In addition, hosts must apply for and obtain a short-term rental license from the city’s Department of Planning, Preservation, and Sustainability. Any home that is not occupied full-time by its owner, as determined by property tax assessments, is not eligible for short-term rental licensing. This makes investment properties ineligible for STR permits. Portions of dwellings (e.g. duplexes) and accessory dwellings (e.g. carriage houses) on a property are eligible. All STRs must also have at least three parking spaces: two for residential use and one for guests.
Rules for eligibility are based on location categories, as follows:
Category 1 refers to the Old and Historic District, which only allows properties in the National Register of Historic Places to be eligible for short-term rental.
Category 2 refers to the rest of the peninsula, with the exception of the STR Overlay Zone. Properties in category 2 must be at least fifty years old to be eligible.
Category 3 refers to the rest of the city, including incorporated areas of West Ashley, James Island, Johns Island, Cainhoy, and Daniel Island. There is no property age limit for these areas.
The STR Overlay Zone refers to the pre-existing area of Cannonborough-Elliotborough. No changes have been made in this area, with the exception of an annual permit renewal.
Like it or not, this ordinance is now official, effective as of July 10, 2018. In fact, the city has hired three individuals to serve full-time as STR enforcement officers. According to the Frequently Asked Questions section on the City’s website, “The regulations have been carefully crafted to allow the City multiple avenues of enforcement for short-term renters, property owners, and listing companies. They broaden what qualifies as a violation and allow for effectively targeted enforcement via special categories. In addition, the City has three new staff members dedicated to short term rental enforcement and ultra-modern enforcement technology.”

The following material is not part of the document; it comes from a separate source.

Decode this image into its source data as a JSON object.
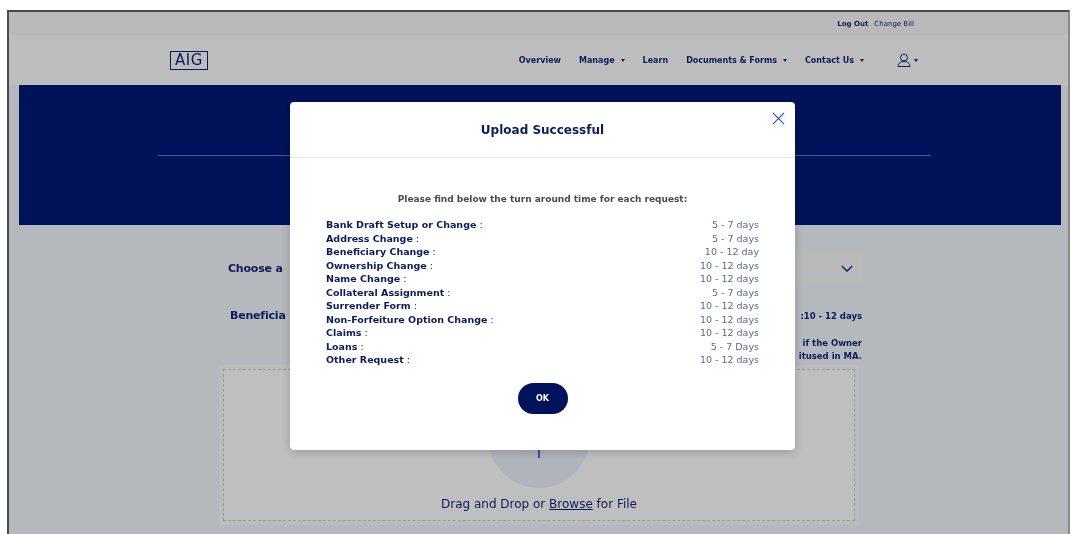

Those who are already operating illegal short-term rentals will not be “grandfathered in,” as some have wondered. If a property is eligible for a permit, those owners will have the opportunity to apply. Those who are not eligible must discontinue their short-term rentals under penalty of law.
In short, to determine whether or not your home is eligible to be permitted as a short-term rental, you must answer three questions.
- Is the home your primary residence, with a 4% rate of property tax?
- Does it fall within one of the three categories of eligibility as laid out above?
- Does it have at least three parking spaces?
If your answer is yes to all three of these questions, you are eligible to apply for an STR permit.